Other namesB-cell chronic lymphocytic leukemia (B-CLL)[1]
Chronic lymphocytic leukemia.jpg
Peripheral blood smear showing CLL cells
SpecialtyHematology and oncology
SymptomsEarly: None[2]
Later: Non-painful lymph nodes swelling, feeling tired, fever, weight loss[2]
Usual onsetOlder than 50[3]
Risk factorsFamily history, Agent Orange, certain insecticides[2][4]
Diagnostic methodBlood tests[5]
Differential diagnosisMononucleosis, hairy cell leukemia, acute lymphocytic leukemia, persistent polyclonal B-cell lymphocytosis[5]
TreatmentWatchful waiting, chemotherapy, immunotherapy[4][5]
PrognosisFive-year survival ~83% (US)[3]
Frequency904,000 (2015)[6]
Deaths60,700 (2015)[7]

Chronic lymphocytic leukemia (CLL) is a type of cancer in which the bone marrow makes too many lymphocytes (a type of white blood cell).[2][8] Early on there are typically no symptoms.[2] Later non-painful lymph node swelling, feeling tired, fever, night sweats, or weight loss for no clear reason may occur.[2][9] Enlargement of the spleen and low red blood cells (anemia) may also occur.[2][4] It typically worsens gradually over years.[2]

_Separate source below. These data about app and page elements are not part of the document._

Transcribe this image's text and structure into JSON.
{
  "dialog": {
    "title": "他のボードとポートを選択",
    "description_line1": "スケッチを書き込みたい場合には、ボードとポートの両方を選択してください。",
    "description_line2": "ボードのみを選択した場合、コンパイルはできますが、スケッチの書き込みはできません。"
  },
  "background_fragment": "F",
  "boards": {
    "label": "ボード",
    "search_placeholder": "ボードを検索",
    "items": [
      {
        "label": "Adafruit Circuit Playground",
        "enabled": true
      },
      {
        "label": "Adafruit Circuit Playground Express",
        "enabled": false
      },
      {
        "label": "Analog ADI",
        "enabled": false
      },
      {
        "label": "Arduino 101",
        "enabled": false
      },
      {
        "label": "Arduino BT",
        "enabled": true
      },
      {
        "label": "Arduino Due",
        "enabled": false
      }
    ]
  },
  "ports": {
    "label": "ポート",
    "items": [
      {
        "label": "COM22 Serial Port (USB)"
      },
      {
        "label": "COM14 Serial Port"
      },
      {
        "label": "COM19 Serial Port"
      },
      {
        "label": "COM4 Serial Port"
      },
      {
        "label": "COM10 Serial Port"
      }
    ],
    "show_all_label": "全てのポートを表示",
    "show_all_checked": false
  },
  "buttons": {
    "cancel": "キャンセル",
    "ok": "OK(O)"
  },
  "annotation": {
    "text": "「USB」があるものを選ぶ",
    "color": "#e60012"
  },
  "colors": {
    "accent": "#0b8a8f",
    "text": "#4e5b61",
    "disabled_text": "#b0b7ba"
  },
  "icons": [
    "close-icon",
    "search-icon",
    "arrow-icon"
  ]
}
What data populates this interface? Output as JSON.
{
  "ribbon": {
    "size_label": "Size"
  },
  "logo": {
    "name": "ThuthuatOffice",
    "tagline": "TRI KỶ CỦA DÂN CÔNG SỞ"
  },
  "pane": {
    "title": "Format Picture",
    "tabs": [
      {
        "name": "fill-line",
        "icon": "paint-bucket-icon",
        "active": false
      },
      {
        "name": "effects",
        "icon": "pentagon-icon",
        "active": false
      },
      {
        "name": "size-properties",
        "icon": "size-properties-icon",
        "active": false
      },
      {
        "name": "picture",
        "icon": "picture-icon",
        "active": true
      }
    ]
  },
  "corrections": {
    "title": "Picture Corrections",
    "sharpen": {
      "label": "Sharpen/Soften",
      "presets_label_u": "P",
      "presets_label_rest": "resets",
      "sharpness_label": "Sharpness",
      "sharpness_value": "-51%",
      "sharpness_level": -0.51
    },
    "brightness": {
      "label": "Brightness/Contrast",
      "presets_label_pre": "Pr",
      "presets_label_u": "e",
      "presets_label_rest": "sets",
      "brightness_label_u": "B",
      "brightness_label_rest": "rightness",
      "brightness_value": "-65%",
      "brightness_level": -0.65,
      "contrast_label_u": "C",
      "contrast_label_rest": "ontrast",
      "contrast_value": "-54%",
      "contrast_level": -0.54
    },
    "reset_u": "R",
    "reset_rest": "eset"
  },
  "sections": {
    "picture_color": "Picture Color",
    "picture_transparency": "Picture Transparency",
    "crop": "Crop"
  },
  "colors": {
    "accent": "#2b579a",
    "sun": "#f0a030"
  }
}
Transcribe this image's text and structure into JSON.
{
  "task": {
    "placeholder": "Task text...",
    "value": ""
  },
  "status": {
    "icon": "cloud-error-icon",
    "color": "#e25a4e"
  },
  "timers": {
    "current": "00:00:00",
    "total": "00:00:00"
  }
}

Risk factors include having a family history of the disease.[2] Exposure to Agent Orange and certain insecticides might also be a risk.[4] CLL results in the buildup of B cell lymphocytes in the bone marrow, lymph nodes, and blood.[4] These cells do not function well and crowd out healthy blood cells.[2] CLL is divided into two main types: those with a mutated IGHV gene and those without.[4] Diagnosis is typically based on blood tests finding high numbers of mature lymphocytes and smudge cells.[5]

Management of early disease is generally with watchful waiting.[5] Infections should more readily be treated with antibiotics.[4] In those with significant symptoms, chemotherapy or immunotherapy may be used.[4] As of 2019 ibrutinib is often the initial medication recommended.[10] The medications fludarabine, cyclophosphamide, and rituximab were previously the initial treatment in those who are otherwise healthy.[11]

CLL affected about 904,000 people globally in 2015 and resulted in 60,700 deaths.[6][7] The disease most commonly occurs in people over the age of 50.[3] Males are affected more often than females.[3] It is much less common in people from Asia.[4] Five-year survival following diagnosis is approximately 83% in the United States.[3] It represents less than 1% of deaths from cancer.[7]